Well, that’s a very important point because you were banished from American children’s books. When you were doing those erotic pieces, I understand the children’s book establishment was not too pleased.
An editor at The New York Times responsible for the children’s books refused to review Moon Man. He said the guy who did the Fornicon had no rights to do children’s books. He terrified everybody at The New York Times. And it’s J.C. Suares who was working too in the book section who arranged for the Moon Man to be reviewed in the adult section. And the irony is that an independent jury had chosen it as one of The New York Times ten best of the year.
Well that editor was very powerful, but also the librarians were very powerful and your career as a children’s book illustrator, at least in the United States, was over.
Yes, but everything I do has always been a sideline. You cannot say just that I’ve been doing children’s books and all that. In America I would be more a children’s book author because my other books have not been published like Babylon … so it’s all relative.
Now you have a museum dedicated to you. There’s a wonderful film out about you. So how do you feel about these accolades, the museum, the film. . .
I’m very insecure. I love accolades and I love to be decorated. Now, in Europe I’m very heavily decorated, but not so much, not because of my books but because my cultural, political activism. Jack Lang gave me carte blanche for all cultural initiatives between France and Germany. And I didn’t do this alone, I mean all this political thing, you have always a team and people are working.
Every four months there’s another exhibition so it’s not a museum where you just go once. We had Saul Steinberg, R.O. Blechman, William Steig. I’m surrounded by wonderful people, my curator is Thérèse Willer, and she knows every drawing by heart, I wouldn’t know anything and she takes all these initiatives and it’s very handy if somebody wants to organize an exhibition.

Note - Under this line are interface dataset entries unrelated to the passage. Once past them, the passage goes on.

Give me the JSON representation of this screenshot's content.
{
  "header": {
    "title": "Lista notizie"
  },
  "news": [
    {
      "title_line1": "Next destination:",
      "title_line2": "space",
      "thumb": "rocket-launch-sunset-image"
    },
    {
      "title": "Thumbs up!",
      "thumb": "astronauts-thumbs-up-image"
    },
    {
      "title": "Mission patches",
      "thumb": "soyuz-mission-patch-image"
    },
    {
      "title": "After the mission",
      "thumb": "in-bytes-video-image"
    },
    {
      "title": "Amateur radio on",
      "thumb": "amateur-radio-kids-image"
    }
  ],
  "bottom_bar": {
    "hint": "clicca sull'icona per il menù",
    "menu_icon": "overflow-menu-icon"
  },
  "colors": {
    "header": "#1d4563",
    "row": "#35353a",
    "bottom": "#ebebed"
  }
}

Please talk more about your influences.
The artist is just like milestones on a big road of culture and every artist is a funnel from so many influences and then at last, you know, and it is, he leaves his own mark, but I would say that my mark is, for me the style is not the question, for me the question is to get an idea clearly on paper and stated, so for me a drawing is most of the time is an intellectual statement and this is where Steinberg has been most likely the most influential, I would say dessinateur, drawer, I don’t like the word ‘cartoonist’, that his greatest influence consisted in showing that you can take a whole concept, even a philosophical context or an opinion or something, and with the clarity of a few lines you can just settle it there, so I would say Steinberg was a great influence of mine, it was intellectually, it was intellectually and I still think he’s the greatest of the last century.

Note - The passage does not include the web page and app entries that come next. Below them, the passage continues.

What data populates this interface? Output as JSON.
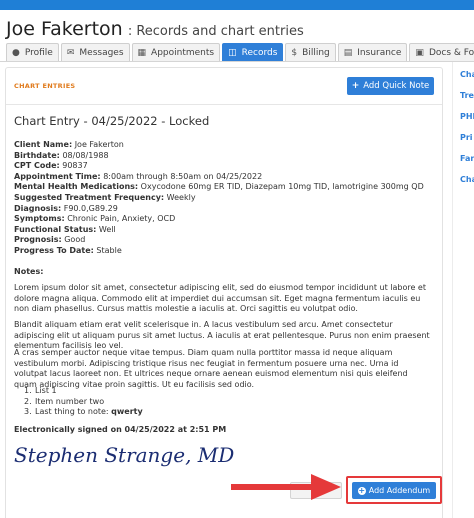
{
  "header": {
    "patient_name": "Joe Fakerton",
    "subtitle": ": Records and chart entries"
  },
  "tabs": [
    {
      "label": "Profile",
      "icon": "user-icon",
      "active": false
    },
    {
      "label": "Messages",
      "icon": "envelope-icon",
      "active": false
    },
    {
      "label": "Appointments",
      "icon": "calendar-icon",
      "active": false
    },
    {
      "label": "Records",
      "icon": "folder-icon",
      "active": true
    },
    {
      "label": "Billing",
      "icon": "dollar-icon",
      "active": false
    },
    {
      "label": "Insurance",
      "icon": "card-icon",
      "active": false
    },
    {
      "label": "Docs & Forms",
      "icon": "document-icon",
      "active": false
    }
  ],
  "section": {
    "label": "CHART ENTRIES",
    "add_quick_note": "Add Quick Note"
  },
  "entry": {
    "title": "Chart Entry - 04/25/2022 - Locked",
    "fields": [
      {
        "label": "Client Name:",
        "value": "Joe Fakerton"
      },
      {
        "label": "Birthdate:",
        "value": "08/08/1988"
      },
      {
        "label": "CPT Code:",
        "value": "90837"
      },
      {
        "label": "Appointment Time:",
        "value": "8:00am through 8:50am on 04/25/2022"
      },
      {
        "label": "Mental Health Medications:",
        "value": "Oxycodone 60mg ER TID, Diazepam 10mg TID, lamotrigine 300mg QD"
      },
      {
        "label": "Suggested Treatment Frequency:",
        "value": "Weekly"
      },
      {
        "label": "Diagnosis:",
        "value": "F90.0,G89.29"
      },
      {
        "label": "Symptoms:",
        "value": "Chronic Pain, Anxiety, OCD"
      },
      {
        "label": "Functional Status:",
        "value": "Well"
      },
      {
        "label": "Prognosis:",
        "value": "Good"
      },
      {
        "label": "Progress To Date:",
        "value": "Stable"
      }
    ],
    "notes_label": "Notes:",
    "paragraphs": [
      "Lorem ipsum dolor sit amet, consectetur adipiscing elit, sed do eiusmod tempor incididunt ut labore et dolore magna aliqua. Commodo elit at imperdiet dui accumsan sit. Eget magna fermentum iaculis eu non diam phasellus. Cursus mattis molestie a iaculis at. Orci sagittis eu volutpat odio.",
      "Blandit aliquam etiam erat velit scelerisque in. A lacus vestibulum sed arcu. Amet consectetur adipiscing elit ut aliquam purus sit amet luctus. A iaculis at erat pellentesque. Purus non enim praesent elementum facilisis leo vel.",
      "A cras semper auctor neque vitae tempus. Diam quam nulla porttitor massa id neque aliquam vestibulum morbi. Adipiscing tristique risus nec feugiat in fermentum posuere urna nec. Urna id volutpat lacus laoreet non. Et ultrices neque ornare aenean euismod elementum nisi quis eleifend quam adipiscing vitae proin sagittis. Ut eu facilisis sed odio."
    ],
    "list": [
      {
        "num": "1.",
        "text": "List 1",
        "bold": ""
      },
      {
        "num": "2.",
        "text": "Item number two",
        "bold": ""
      },
      {
        "num": "3.",
        "text": "Last thing to note: ",
        "bold": "qwerty"
      }
    ],
    "signed_text": "Electronically signed on 04/25/2022 at 2:51 PM",
    "signature": "Stephen Strange, MD",
    "add_addendum": "Add Addendum"
  },
  "right_nav": [
    "Cha",
    "Tre",
    "PHI",
    "Pri",
    "Fan",
    "Cha"
  ],
  "colors": {
    "accent": "#2f7fd8",
    "section_label": "#e07b1d",
    "highlight": "#e5393a",
    "signature": "#1b2d72"
  }
}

You’re working in collage now.
Well, I always did but now I have drawers and drawers of things I’ve cut out for use of collages and even for sculptures too and a lot of things is things I already brought with me via Canada from New York, as if I knew some day I would just need that element. And it’s very funny, like, I do sculptures of objects which some think I, you’d say, ‘Why would he travel and carry that stuff? That garbage?’ Because I love garbage, I love leftovers. Even in food I think with leftovers you do the best meals. And as I said, I must say that this is really a show of leftovers. You know, and I as a person am a leftover of my leftovers.